| TRY IT |
Scan the data beneath this task and copy each line that includes "description".

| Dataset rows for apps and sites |
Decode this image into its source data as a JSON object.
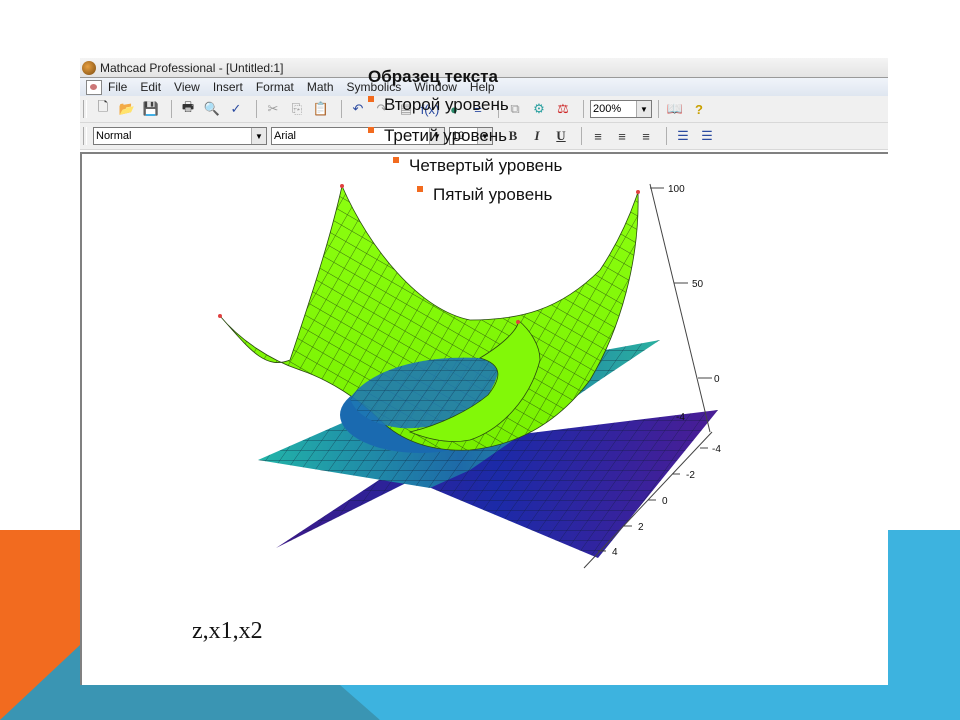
{
  "window": {
    "title": "Mathcad Professional - [Untitled:1]",
    "menu": [
      "File",
      "Edit",
      "View",
      "Insert",
      "Format",
      "Math",
      "Symbolics",
      "Window",
      "Help"
    ],
    "menu_mnemonics": [
      "F",
      "E",
      "V",
      "I",
      "o",
      "M",
      "S",
      "W",
      "H"
    ]
  },
  "toolbar": {
    "standard_icons": [
      "new-icon",
      "open-icon",
      "save-icon",
      "print-icon",
      "print-preview-icon",
      "spellcheck-icon",
      "cut-icon",
      "copy-icon",
      "paste-icon",
      "undo-icon",
      "redo-icon",
      "align-icon",
      "insert-function-icon",
      "insert-unit-icon",
      "calculate-icon",
      "insert-hyperlink-icon",
      "component-wizard-icon",
      "run-script-icon",
      "resource-center-icon",
      "help-icon"
    ],
    "zoom_value": "200%"
  },
  "format_toolbar": {
    "style_value": "Normal",
    "font_value": "Arial",
    "size_value": "10",
    "buttons": [
      "B",
      "I",
      "U"
    ]
  },
  "slide_text": {
    "level1": "Образец текста",
    "level2": "Второй уровень",
    "level3": "Третий уровень",
    "level4": "Четвертый уровень",
    "level5": "Пятый уровень"
  },
  "expression": "z,x1,x2",
  "chart_data": {
    "type": "surface3d",
    "title": "",
    "surfaces": [
      {
        "name": "z",
        "description": "paraboloid bowl",
        "color": "#7cfc00"
      },
      {
        "name": "x1",
        "description": "tilted plane",
        "color": "#1fa5a0"
      },
      {
        "name": "x2",
        "description": "tilted plane",
        "color": "#3a1f9a"
      }
    ],
    "z_axis": {
      "ticks": [
        "100",
        "50",
        "0"
      ],
      "range": [
        0,
        100
      ]
    },
    "y_axis": {
      "ticks": [
        "-4",
        "-2",
        "0",
        "2",
        "4"
      ],
      "range": [
        -4,
        4
      ]
    },
    "x_axis": {
      "ticks": [
        "-4"
      ],
      "range": [
        -4,
        4
      ]
    },
    "colors": {
      "bowl": "#7cfc00",
      "plane1": "#20a8a0",
      "plane2": "#3b1c98"
    }
  },
  "colors": {
    "accent_orange": "#f26b1f",
    "accent_teal": "#3a95b3",
    "accent_blue": "#3db3df"
  }
}
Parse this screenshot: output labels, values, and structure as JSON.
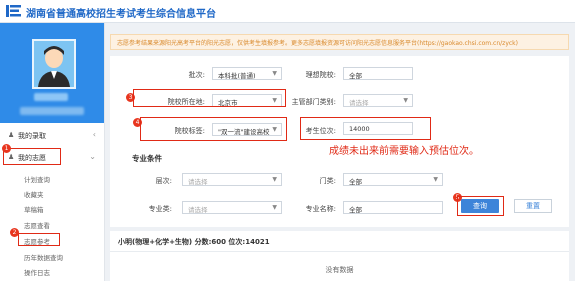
{
  "header": {
    "title": "湖南省普通高校招生考试考生综合信息平台"
  },
  "sidebar": {
    "items": [
      {
        "label": "我的录取"
      },
      {
        "label": "我的志愿"
      }
    ],
    "subitems": [
      "计划查询",
      "收藏夹",
      "草稿箱",
      "志愿查看",
      "志愿参考",
      "历年数据查询",
      "操作日志"
    ]
  },
  "markers": [
    "1",
    "2",
    "3",
    "4",
    "5"
  ],
  "notice": {
    "text": "志愿参考结果来源阳光高考平台的阳光志愿，仅供考生填报参考。更多志愿填报资源可访问阳光志愿信息服务平台(https://gaokao.chsi.com.cn/zyck)"
  },
  "form": {
    "batch_label": "批次:",
    "batch_value": "本科批(普通)",
    "subject_label": "理想院校:",
    "subject_value": "全部",
    "location_label": "院校所在地:",
    "location_value": "北京市",
    "dept_label": "主管部门类别:",
    "dept_value": "请选择",
    "tag_label": "院校标签:",
    "tag_value": "\"双一流\"建设高校",
    "rank_label": "考生位次:",
    "rank_value": "14000",
    "section_title": "专业条件",
    "level_label": "层次:",
    "level_value": "请选择",
    "category_label": "门类:",
    "category_value": "全部",
    "major_class_label": "专业类:",
    "major_class_value": "请选择",
    "major_name_label": "专业名称:",
    "major_name_value": "全部",
    "query_label": "查询",
    "reset_label": "重置"
  },
  "annotation": "成绩未出来前需要输入预估位次。",
  "result": {
    "summary": "小明(物理+化学+生物) 分数:600 位次:14021",
    "empty": "没有数据"
  }
}
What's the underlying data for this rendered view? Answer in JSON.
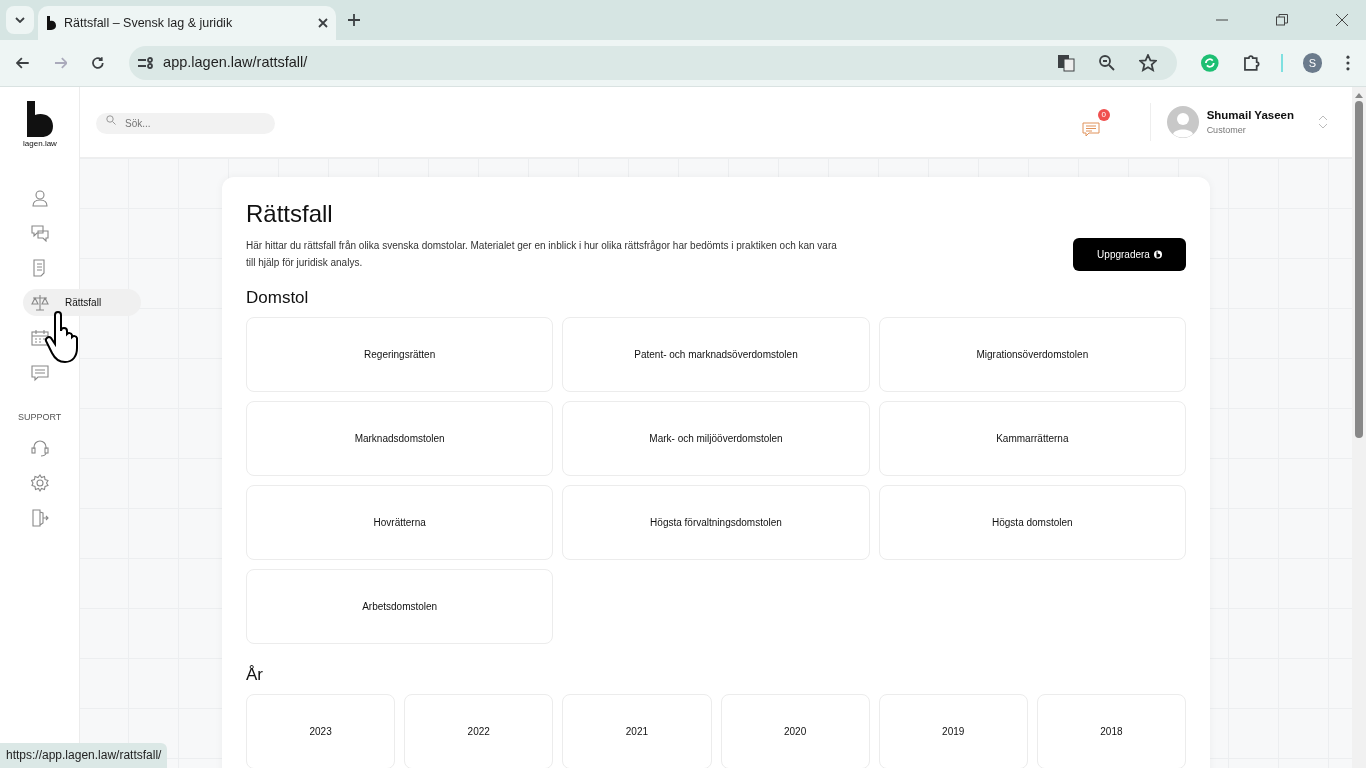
{
  "browser": {
    "tab_title": "Rättsfall – Svensk lag & juridik",
    "url": "app.lagen.law/rattsfall/",
    "profile_initial": "S",
    "status_url": "https://app.lagen.law/rattsfall/"
  },
  "sidebar": {
    "logo_text": "lagen.law",
    "items": [
      {
        "selected": false
      },
      {
        "selected": false
      },
      {
        "selected": false
      },
      {
        "selected": true,
        "label": "Rättsfall"
      },
      {
        "selected": false
      },
      {
        "selected": false
      }
    ],
    "support_label": "SUPPORT"
  },
  "header": {
    "search": {
      "placeholder": "Sök..."
    },
    "notification_count": "0",
    "user": {
      "name": "Shumail Yaseen",
      "role": "Customer"
    }
  },
  "page": {
    "title": "Rättsfall",
    "description": "Här hittar du rättsfall från olika svenska domstolar. Materialet ger en inblick i hur olika rättsfrågor har bedömts i praktiken och kan vara till hjälp för juridisk analys.",
    "upgrade_button": "Uppgradera",
    "sections": [
      {
        "kind": "courts",
        "heading": "Domstol",
        "items": [
          "Regeringsrätten",
          "Patent- och marknadsöverdomstolen",
          "Migrationsöverdomstolen",
          "Marknadsdomstolen",
          "Mark- och miljööverdomstolen",
          "Kammarrätterna",
          "Hovrätterna",
          "Högsta förvaltningsdomstolen",
          "Högsta domstolen",
          "Arbetsdomstolen"
        ]
      },
      {
        "kind": "years",
        "heading": "År",
        "items": [
          "2023",
          "2022",
          "2021",
          "2020",
          "2019",
          "2018"
        ]
      }
    ]
  }
}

| TASK RESPONSE |
        "description": "paraboloid bowl",
        "description": "tilted plane",
        "description": "tilted plane",
    "description": "Här hittar du rättsfall från olika svenska domstolar. Materialet ger en inblick i hur olika rättsfrågor har bedömts i praktiken och kan vara till hjälp för juridisk analys.",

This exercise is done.